▶ SOURCE MATERIAL:
========================================================================
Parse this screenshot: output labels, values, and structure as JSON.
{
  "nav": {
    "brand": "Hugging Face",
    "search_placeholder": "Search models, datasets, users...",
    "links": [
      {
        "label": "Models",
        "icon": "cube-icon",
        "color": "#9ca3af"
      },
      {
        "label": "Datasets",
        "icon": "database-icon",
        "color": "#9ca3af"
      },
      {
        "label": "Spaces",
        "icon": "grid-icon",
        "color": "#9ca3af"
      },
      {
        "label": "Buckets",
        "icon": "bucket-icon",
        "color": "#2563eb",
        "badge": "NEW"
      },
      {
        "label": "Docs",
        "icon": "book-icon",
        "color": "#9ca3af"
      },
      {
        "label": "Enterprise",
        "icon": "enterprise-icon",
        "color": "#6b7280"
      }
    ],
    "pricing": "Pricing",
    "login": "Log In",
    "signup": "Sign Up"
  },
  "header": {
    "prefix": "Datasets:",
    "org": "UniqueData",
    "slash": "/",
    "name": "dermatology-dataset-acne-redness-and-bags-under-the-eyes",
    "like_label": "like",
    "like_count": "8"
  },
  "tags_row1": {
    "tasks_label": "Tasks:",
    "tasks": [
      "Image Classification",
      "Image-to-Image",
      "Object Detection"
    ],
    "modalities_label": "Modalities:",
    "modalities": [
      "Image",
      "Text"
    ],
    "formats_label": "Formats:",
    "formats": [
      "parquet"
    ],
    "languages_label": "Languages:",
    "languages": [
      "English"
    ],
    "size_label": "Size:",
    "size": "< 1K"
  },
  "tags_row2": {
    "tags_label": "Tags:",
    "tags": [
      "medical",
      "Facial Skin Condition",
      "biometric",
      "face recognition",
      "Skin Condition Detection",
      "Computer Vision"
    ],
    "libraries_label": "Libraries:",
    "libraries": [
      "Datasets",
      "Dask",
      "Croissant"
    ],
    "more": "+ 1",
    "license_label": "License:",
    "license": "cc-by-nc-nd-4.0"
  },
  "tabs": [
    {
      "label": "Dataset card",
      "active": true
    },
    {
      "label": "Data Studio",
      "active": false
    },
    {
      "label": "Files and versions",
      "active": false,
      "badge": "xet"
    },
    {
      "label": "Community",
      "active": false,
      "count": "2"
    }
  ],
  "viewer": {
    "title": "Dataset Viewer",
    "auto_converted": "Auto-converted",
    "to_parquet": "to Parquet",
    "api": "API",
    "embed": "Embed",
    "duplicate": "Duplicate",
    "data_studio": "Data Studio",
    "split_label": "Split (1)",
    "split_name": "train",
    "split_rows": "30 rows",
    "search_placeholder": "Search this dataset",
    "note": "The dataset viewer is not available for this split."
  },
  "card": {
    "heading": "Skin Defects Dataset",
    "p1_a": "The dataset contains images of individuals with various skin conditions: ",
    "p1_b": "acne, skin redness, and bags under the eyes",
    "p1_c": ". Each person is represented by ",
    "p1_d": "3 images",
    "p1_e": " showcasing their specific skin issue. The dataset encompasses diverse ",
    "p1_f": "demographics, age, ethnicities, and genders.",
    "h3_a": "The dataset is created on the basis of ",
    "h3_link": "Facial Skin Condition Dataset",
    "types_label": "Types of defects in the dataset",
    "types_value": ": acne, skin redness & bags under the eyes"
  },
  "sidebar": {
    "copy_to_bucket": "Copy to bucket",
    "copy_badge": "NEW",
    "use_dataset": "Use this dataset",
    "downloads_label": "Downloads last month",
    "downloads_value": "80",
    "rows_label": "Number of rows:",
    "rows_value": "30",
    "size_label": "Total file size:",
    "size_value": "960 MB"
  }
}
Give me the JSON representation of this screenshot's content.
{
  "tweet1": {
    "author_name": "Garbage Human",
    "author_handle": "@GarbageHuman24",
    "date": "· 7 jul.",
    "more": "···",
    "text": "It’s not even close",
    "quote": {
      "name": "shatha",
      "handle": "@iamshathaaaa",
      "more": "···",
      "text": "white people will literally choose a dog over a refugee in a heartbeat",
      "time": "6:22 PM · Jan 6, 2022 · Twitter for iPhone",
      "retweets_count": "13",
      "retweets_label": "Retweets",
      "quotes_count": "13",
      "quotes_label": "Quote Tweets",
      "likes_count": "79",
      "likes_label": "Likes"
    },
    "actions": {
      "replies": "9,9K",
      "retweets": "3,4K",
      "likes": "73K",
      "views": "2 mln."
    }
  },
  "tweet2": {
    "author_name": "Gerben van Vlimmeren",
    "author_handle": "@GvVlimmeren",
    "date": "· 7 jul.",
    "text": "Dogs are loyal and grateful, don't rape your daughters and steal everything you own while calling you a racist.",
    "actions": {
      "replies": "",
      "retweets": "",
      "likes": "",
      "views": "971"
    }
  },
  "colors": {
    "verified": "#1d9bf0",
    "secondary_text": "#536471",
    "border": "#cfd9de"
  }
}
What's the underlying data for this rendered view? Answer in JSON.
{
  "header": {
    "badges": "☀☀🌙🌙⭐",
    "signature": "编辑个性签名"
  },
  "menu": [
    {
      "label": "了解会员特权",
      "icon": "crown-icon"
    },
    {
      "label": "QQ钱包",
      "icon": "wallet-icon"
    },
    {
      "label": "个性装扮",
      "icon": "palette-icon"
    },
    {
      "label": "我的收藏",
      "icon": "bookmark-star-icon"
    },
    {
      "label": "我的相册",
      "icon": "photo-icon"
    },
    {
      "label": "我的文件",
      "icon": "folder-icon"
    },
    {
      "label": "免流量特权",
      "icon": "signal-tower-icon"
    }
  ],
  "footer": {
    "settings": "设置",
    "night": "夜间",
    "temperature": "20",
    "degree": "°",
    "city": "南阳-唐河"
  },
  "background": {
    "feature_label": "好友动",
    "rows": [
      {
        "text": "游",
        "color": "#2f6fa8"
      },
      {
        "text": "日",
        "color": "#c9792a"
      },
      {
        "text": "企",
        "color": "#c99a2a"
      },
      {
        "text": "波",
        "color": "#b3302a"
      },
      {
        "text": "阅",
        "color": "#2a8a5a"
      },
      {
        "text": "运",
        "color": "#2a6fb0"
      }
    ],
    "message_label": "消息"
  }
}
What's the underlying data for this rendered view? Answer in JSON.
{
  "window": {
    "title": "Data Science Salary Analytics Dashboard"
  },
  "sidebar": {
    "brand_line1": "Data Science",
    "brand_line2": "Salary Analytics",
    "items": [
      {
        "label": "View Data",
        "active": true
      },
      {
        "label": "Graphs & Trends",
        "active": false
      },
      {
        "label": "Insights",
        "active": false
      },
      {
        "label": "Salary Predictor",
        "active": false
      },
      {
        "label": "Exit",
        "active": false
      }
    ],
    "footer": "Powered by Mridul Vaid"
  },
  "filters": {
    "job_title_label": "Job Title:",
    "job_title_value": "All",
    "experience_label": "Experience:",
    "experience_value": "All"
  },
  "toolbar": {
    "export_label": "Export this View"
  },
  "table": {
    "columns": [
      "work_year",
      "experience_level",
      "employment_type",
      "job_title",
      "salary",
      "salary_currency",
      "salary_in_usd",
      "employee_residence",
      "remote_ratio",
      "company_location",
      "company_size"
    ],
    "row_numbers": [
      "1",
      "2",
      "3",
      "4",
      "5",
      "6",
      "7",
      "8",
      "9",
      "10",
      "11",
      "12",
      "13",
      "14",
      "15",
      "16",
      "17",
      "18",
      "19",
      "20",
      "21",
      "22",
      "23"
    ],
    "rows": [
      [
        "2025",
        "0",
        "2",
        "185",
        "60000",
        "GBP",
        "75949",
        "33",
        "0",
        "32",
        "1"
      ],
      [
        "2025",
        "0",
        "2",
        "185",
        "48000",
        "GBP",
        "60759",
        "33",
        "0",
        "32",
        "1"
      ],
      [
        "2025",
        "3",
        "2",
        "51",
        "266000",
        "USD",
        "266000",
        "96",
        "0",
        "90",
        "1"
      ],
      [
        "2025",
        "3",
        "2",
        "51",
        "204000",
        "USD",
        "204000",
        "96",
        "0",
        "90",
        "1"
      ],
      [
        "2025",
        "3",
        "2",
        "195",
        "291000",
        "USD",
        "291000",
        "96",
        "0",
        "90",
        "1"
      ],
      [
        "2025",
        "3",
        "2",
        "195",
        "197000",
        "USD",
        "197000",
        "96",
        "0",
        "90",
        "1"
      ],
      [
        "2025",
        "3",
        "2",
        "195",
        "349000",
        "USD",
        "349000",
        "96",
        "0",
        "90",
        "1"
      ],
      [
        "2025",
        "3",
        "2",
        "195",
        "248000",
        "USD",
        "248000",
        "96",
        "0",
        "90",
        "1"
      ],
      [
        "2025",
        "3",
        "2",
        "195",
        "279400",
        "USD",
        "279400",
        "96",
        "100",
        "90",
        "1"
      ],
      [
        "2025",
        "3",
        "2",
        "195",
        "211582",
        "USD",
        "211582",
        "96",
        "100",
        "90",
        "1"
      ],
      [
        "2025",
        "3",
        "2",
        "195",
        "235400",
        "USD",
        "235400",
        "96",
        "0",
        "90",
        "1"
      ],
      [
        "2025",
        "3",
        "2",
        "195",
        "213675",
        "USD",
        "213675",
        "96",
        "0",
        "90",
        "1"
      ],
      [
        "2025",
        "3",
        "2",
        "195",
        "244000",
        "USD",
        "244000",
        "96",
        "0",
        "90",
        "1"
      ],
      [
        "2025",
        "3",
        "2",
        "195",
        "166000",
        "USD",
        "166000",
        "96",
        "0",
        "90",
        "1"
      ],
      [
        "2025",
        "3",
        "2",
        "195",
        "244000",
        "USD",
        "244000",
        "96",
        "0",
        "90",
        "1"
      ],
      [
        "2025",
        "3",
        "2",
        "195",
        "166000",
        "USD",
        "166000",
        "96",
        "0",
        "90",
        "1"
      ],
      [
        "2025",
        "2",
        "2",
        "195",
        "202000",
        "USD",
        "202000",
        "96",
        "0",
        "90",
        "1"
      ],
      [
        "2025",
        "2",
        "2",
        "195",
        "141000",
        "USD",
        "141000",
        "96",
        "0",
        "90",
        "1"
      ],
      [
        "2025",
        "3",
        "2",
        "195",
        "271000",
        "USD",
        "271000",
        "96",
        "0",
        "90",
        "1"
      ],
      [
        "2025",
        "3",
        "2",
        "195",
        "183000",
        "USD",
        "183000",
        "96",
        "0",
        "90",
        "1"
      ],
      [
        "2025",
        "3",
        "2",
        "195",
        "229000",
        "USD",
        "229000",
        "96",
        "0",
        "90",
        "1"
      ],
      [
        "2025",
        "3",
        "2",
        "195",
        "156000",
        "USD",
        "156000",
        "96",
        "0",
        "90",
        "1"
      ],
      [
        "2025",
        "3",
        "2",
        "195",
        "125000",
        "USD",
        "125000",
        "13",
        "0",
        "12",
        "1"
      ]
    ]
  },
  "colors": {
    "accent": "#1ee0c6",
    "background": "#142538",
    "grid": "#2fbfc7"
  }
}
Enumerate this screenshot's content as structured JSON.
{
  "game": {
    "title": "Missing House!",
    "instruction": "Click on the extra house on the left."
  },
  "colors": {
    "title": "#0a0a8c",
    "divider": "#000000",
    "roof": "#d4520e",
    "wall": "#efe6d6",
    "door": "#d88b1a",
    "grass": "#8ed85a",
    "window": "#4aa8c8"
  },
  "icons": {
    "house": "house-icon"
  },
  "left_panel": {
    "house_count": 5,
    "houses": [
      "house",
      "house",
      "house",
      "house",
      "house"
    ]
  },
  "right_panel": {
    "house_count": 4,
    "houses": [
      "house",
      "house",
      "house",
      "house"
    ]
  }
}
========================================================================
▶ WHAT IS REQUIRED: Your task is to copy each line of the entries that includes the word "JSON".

▶ SOLUTION TO THIS PROBLEM:
Parse this screenshot: output labels, values, and structure as JSON.
Give me the JSON representation of this screenshot's content.
What's the underlying data for this rendered view? Answer in JSON.
What's the underlying data for this rendered view? Answer in JSON.
Enumerate this screenshot's content as structured JSON.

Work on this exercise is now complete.